YOUR ASSIGNMENT: Take the records below and write them out again exactly.
━━ EXERCISE INPUTS ━━
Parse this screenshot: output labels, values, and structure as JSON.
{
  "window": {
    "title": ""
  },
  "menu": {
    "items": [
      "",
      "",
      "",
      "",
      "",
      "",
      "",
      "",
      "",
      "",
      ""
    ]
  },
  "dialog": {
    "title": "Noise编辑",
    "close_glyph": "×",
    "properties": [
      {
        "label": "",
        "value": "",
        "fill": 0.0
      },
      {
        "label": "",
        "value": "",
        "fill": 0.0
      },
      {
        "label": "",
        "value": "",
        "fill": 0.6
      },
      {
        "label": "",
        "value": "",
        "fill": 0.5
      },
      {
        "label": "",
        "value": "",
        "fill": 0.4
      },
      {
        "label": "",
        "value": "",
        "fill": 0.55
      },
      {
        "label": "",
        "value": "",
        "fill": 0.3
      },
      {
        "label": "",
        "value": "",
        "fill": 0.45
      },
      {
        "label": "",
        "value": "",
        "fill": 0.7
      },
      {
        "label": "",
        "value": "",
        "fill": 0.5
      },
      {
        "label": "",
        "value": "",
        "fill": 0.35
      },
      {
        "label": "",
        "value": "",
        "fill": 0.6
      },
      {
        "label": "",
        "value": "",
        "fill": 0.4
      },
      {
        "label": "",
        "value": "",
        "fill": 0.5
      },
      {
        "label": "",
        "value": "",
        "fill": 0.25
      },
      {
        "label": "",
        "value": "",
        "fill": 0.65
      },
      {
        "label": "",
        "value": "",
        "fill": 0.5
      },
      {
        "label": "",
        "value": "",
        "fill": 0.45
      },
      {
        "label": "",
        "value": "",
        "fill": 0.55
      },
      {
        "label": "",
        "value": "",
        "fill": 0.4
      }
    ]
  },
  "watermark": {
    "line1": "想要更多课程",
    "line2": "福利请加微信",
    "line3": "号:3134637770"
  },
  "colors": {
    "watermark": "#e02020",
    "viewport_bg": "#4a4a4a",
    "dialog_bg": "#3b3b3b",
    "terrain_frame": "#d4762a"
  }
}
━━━
WRITTEN RESPONSE:
Parse this screenshot: output labels, values, and structure as JSON.
{
  "window": {
    "title": ""
  },
  "menu": {
    "items": [
      "",
      "",
      "",
      "",
      "",
      "",
      "",
      "",
      "",
      "",
      ""
    ]
  },
  "dialog": {
    "title": "Noise编辑",
    "close_glyph": "×",
    "properties": [
      {
        "label": "",
        "value": "",
        "fill": 0.0
      },
      {
        "label": "",
        "value": "",
        "fill": 0.0
      },
      {
        "label": "",
        "value": "",
        "fill": 0.6
      },
      {
        "label": "",
        "value": "",
        "fill": 0.5
      },
      {
        "label": "",
        "value": "",
        "fill": 0.4
      },
      {
        "label": "",
        "value": "",
        "fill": 0.55
      },
      {
        "label": "",
        "value": "",
        "fill": 0.3
      },
      {
        "label": "",
        "value": "",
        "fill": 0.45
      },
      {
        "label": "",
        "value": "",
        "fill": 0.7
      },
      {
        "label": "",
        "value": "",
        "fill": 0.5
      },
      {
        "label": "",
        "value": "",
        "fill": 0.35
      },
      {
        "label": "",
        "value": "",
        "fill": 0.6
      },
      {
        "label": "",
        "value": "",
        "fill": 0.4
      },
      {
        "label": "",
        "value": "",
        "fill": 0.5
      },
      {
        "label": "",
        "value": "",
        "fill": 0.25
      },
      {
        "label": "",
        "value": "",
        "fill": 0.65
      },
      {
        "label": "",
        "value": "",
        "fill": 0.5
      },
      {
        "label": "",
        "value": "",
        "fill": 0.45
      },
      {
        "label": "",
        "value": "",
        "fill": 0.55
      },
      {
        "label": "",
        "value": "",
        "fill": 0.4
      }
    ]
  },
  "watermark": {
    "line1": "想要更多课程",
    "line2": "福利请加微信",
    "line3": "号:3134637770"
  },
  "colors": {
    "watermark": "#e02020",
    "viewport_bg": "#4a4a4a",
    "dialog_bg": "#3b3b3b",
    "terrain_frame": "#d4762a"
  }
}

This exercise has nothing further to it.